Planning for Pandemics
RESEARCHERS AT the MITRE Corporation are assessing how people react psychologically in emergencies in order to help improve the effectiveness of public health efforts.
“We’d like people, particularly disaster response planners, to be able to take the understanding that we’ve developed of how people think and feel about various types of disasters and apply that understanding to planning efforts,” says Jill Egeth, social behavior scientist at MITRE.
The researchers, who began the project more than two years ago, opted to focus on public cognitions regarding pandemic disease. It was a prescient choice; they started their research before the H1N1 flu became a pandemic and coverage of the disease dominated the news.
Based on subsequent events and survey responses, the researchers are narrowing their focus onto public views of vaccinations during the pandemic. This is a divergence from some of the topics the researchers were focusing on at the start of their research, says Egeth. For example, she says she expected to focus on public views of “social distancing” requests, which would ask the public to stay away from each other so they do not transfer disease. She realized during the course of research that this was not being asked of people during the pandemic. The H1N1 pandemic also spurred the researchers to switch from their own static survey results to instead use the constantly updated data from the Harvard School of Public Health, since the situation was evolving on a daily basis.
The findings so far reveal that public concerns about vaccines generally and doubts about the reliability of swine flu vaccines specifically—such as whether they had been made too quickly—affected whether people were willing to get vaccinated, says Egeth.
“Planners should know that the public reaction to the vaccines will not be 100 percent positive,” she says. People are not going to comply, and [planners] need to adjust their plans accordingly. And that might mean creating a tailored communication campaign where they change people’s attitudes and beliefs about vaccines to help increase vaccination compliance.”
The next step is feeding the data into the computer program developed by other MITRE researchers, which will map the pandemic. The software will model how people’s cognitions about the pandemic might affect the spread of the disease. “What this gives us is some perspective on how important different attitudes and beliefs are, and which attitudes and beliefs the government should focus on changing,” says Egeth.

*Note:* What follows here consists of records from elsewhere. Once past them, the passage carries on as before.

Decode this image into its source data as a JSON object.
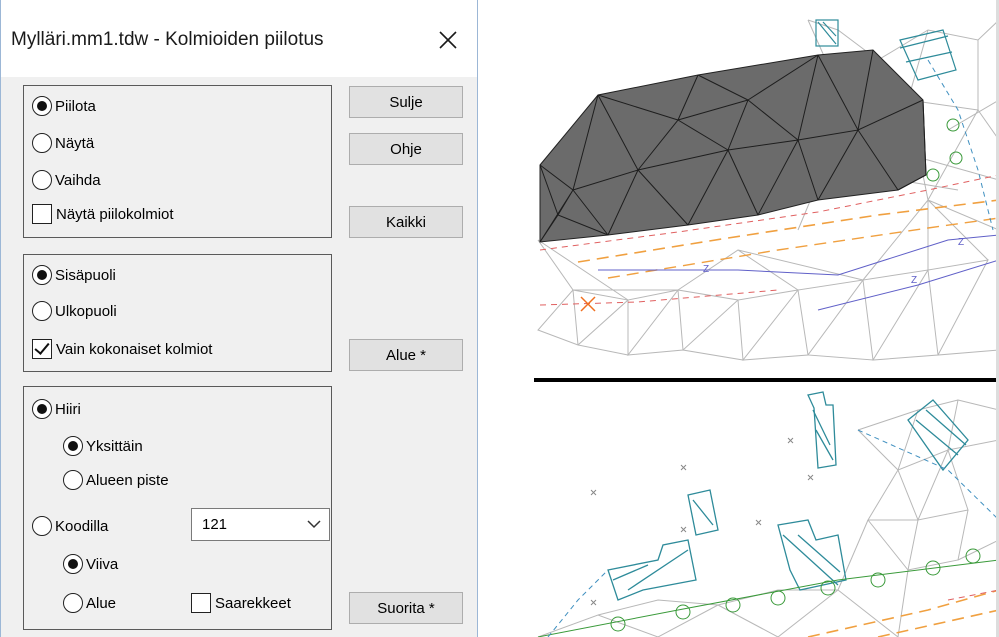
{
  "dialog": {
    "title": "Mylläri.mm1.tdw - Kolmioiden piilotus",
    "action_group": {
      "options": [
        {
          "label": "Piilota",
          "selected": true
        },
        {
          "label": "Näytä",
          "selected": false
        },
        {
          "label": "Vaihda",
          "selected": false
        }
      ],
      "show_hidden": {
        "label": "Näytä piilokolmiot",
        "checked": false
      }
    },
    "side_group": {
      "options": [
        {
          "label": "Sisäpuoli",
          "selected": true
        },
        {
          "label": "Ulkopuoli",
          "selected": false
        }
      ],
      "whole_only": {
        "label": "Vain kokonaiset kolmiot",
        "checked": true
      }
    },
    "selection_group": {
      "mouse": {
        "label": "Hiiri",
        "selected": true
      },
      "mouse_modes": [
        {
          "label": "Yksittäin",
          "selected": true
        },
        {
          "label": "Alueen piste",
          "selected": false
        }
      ],
      "by_code": {
        "label": "Koodilla",
        "selected": false
      },
      "code_value": "121",
      "code_modes": [
        {
          "label": "Viiva",
          "selected": true
        },
        {
          "label": "Alue",
          "selected": false
        }
      ],
      "islands": {
        "label": "Saarekkeet",
        "checked": false
      }
    },
    "buttons": {
      "close": "Sulje",
      "help": "Ohje",
      "all": "Kaikki",
      "area": "Alue *",
      "execute": "Suorita *"
    }
  },
  "map": {
    "line_label": "Z",
    "hidden_fill_color": "#6b6b6b",
    "triangle_line_color": "#b8b8b8",
    "building_color": "#2e8b9a",
    "divider_color": "#000000"
  }
}
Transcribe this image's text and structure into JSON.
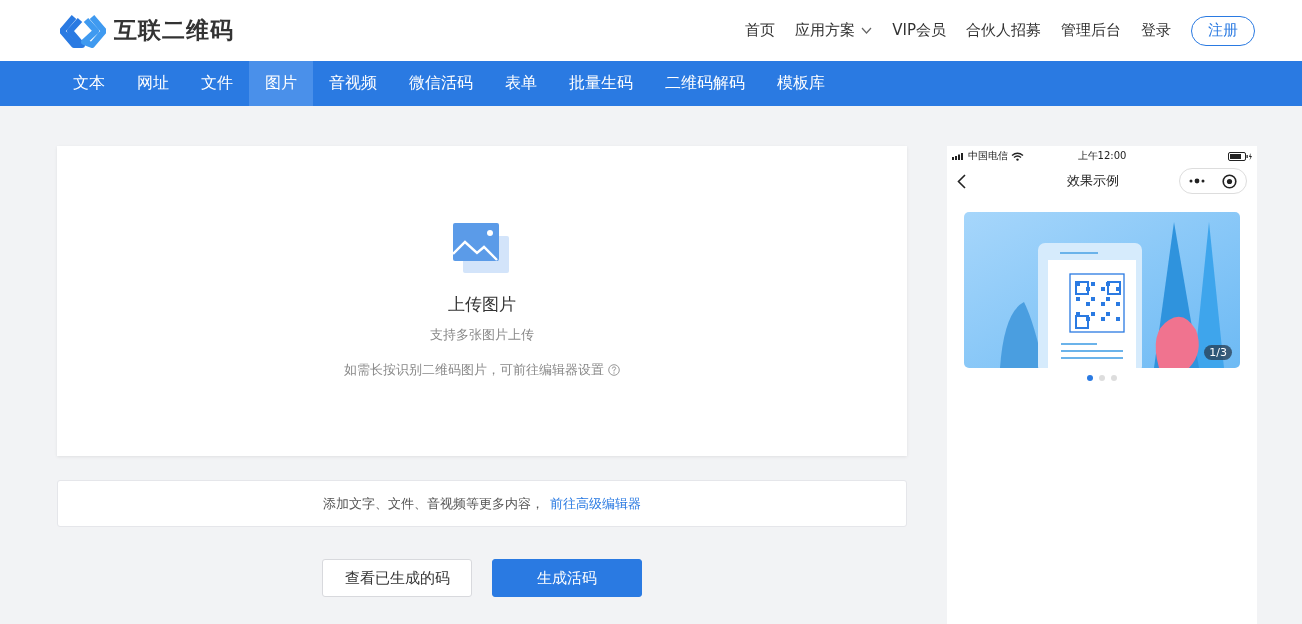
{
  "header": {
    "logo_text": "互联二维码",
    "nav": [
      {
        "label": "首页",
        "dropdown": false
      },
      {
        "label": "应用方案",
        "dropdown": true
      },
      {
        "label": "VIP会员",
        "dropdown": false
      },
      {
        "label": "合伙人招募",
        "dropdown": false
      },
      {
        "label": "管理后台",
        "dropdown": false
      },
      {
        "label": "登录",
        "dropdown": false
      }
    ],
    "register_button": "注册"
  },
  "tabs": [
    {
      "label": "文本",
      "selected": false
    },
    {
      "label": "网址",
      "selected": false
    },
    {
      "label": "文件",
      "selected": false
    },
    {
      "label": "图片",
      "selected": true
    },
    {
      "label": "音视频",
      "selected": false
    },
    {
      "label": "微信活码",
      "selected": false
    },
    {
      "label": "表单",
      "selected": false
    },
    {
      "label": "批量生码",
      "selected": false
    },
    {
      "label": "二维码解码",
      "selected": false
    },
    {
      "label": "模板库",
      "selected": false
    }
  ],
  "upload": {
    "title": "上传图片",
    "subtitle": "支持多张图片上传",
    "hint": "如需长按识别二维码图片，可前往编辑器设置"
  },
  "more_bar": {
    "text": "添加文字、文件、音视频等更多内容，",
    "link": "前往高级编辑器"
  },
  "buttons": [
    {
      "label": "查看已生成的码",
      "kind": "secondary"
    },
    {
      "label": "生成活码",
      "kind": "primary"
    }
  ],
  "preview": {
    "carrier": "中国电信",
    "time": "上午12:00",
    "title": "效果示例",
    "slide_counter": "1/3",
    "dots": [
      {
        "selected": true
      },
      {
        "selected": false
      },
      {
        "selected": false
      }
    ]
  }
}
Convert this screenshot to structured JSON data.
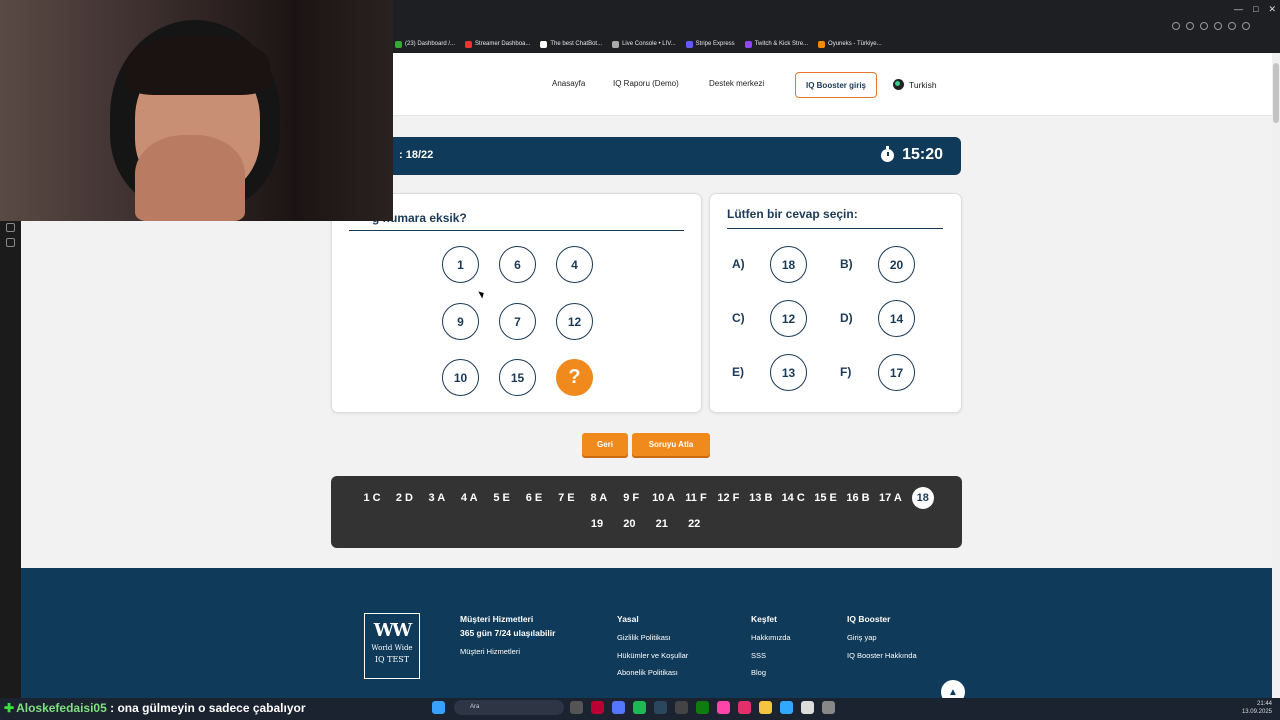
{
  "browser": {
    "bookmarks": [
      {
        "label": "(23) Dashboard /...",
        "color": "#3a3"
      },
      {
        "label": "Streamer Dashboa...",
        "color": "#e33"
      },
      {
        "label": "The best ChatBot...",
        "color": "#fff"
      },
      {
        "label": "Live Console • LIV...",
        "color": "#aaa"
      },
      {
        "label": "Stripe Express",
        "color": "#635bff"
      },
      {
        "label": "Twitch & Kick Stre...",
        "color": "#9146ff"
      },
      {
        "label": "Oyuneks - Türkiye...",
        "color": "#f80"
      }
    ]
  },
  "nav": {
    "home": "Anasayfa",
    "report": "IQ Raporu (Demo)",
    "support": "Destek merkezi",
    "booster_login": "IQ Booster giriş",
    "language": "Turkish"
  },
  "question_bar": {
    "progress": ": 18/22",
    "timer": "15:20"
  },
  "question_card": {
    "title": "g numara eksik?",
    "grid": [
      "1",
      "6",
      "4",
      "9",
      "7",
      "12",
      "10",
      "15",
      "?"
    ]
  },
  "answer_card": {
    "title": "Lütfen bir cevap seçin:",
    "options": [
      {
        "letter": "A)",
        "value": "18"
      },
      {
        "letter": "B)",
        "value": "20"
      },
      {
        "letter": "C)",
        "value": "12"
      },
      {
        "letter": "D)",
        "value": "14"
      },
      {
        "letter": "E)",
        "value": "13"
      },
      {
        "letter": "F)",
        "value": "17"
      }
    ]
  },
  "buttons": {
    "back": "Geri",
    "skip": "Soruyu Atla"
  },
  "question_nav": {
    "row1": [
      "1 C",
      "2 D",
      "3 A",
      "4 A",
      "5 E",
      "6 E",
      "7 E",
      "8 A",
      "9 F",
      "10 A",
      "11 F",
      "12 F",
      "13 B",
      "14 C",
      "15 E",
      "16 B",
      "17 A",
      "18"
    ],
    "row2": [
      "19",
      "20",
      "21",
      "22"
    ],
    "current": "18"
  },
  "footer": {
    "logo_mark": "WW",
    "logo_line1": "World Wide",
    "logo_line2": "IQ TEST",
    "customer_head": "Müşteri Hizmetleri",
    "customer_sub": "365 gün 7/24 ulaşılabilir",
    "customer_link": "Müşteri Hizmetleri",
    "legal_head": "Yasal",
    "legal_links": [
      "Gizlilik Politikası",
      "Hükümler ve Koşullar",
      "Abonelik Politikası"
    ],
    "discover_head": "Keşfet",
    "discover_links": [
      "Hakkımızda",
      "SSS",
      "Blog"
    ],
    "booster_head": "IQ Booster",
    "booster_links": [
      "Giriş yap",
      "IQ Booster Hakkında"
    ]
  },
  "stream_overlay": {
    "chat_user": "Aloskefedaisi05",
    "chat_text": " : ona gülmeyin o sadece çabalıyor"
  },
  "taskbar": {
    "search_placeholder": "Ara",
    "time": "21:44",
    "date": "13.09.2025"
  }
}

The researchers hope that their algorithms will provide more information for those who are making the decisions about how to prepare for a pandemic. Perhaps now that it’s clear that a portion of the public distrusts vaccines, more effort will be spent promoting a vaccine in any future pandemics or outbreaks. Jill Mathieu, a MITRE systems engineer who is working on the computer aspect of this project, says the findings can also be helpful to companies that might be deciding whether or not to purchase stocks of vaccines for their employees.
Additionally, vaccines are considered to be a national security tool. Tevi Troy, who is former deputy secretary of Health and Human Services, wrote in an editorial in the Daily Caller that “homeland security officials must also recognize the serious impact of vaccine skepticism on domestic preparedness against biological threats, be they natural or man-made. Our No. 1 defense against many biological threats, including pandemic influenza, smallpox, and anthrax is vaccinations; and it is essential that the public be ready and willing to secure vaccinations in case of outbreaks of these deadly diseases.”
Once the study is completed, Egeth and Mathieu will be sharing the results of their work with government agencies.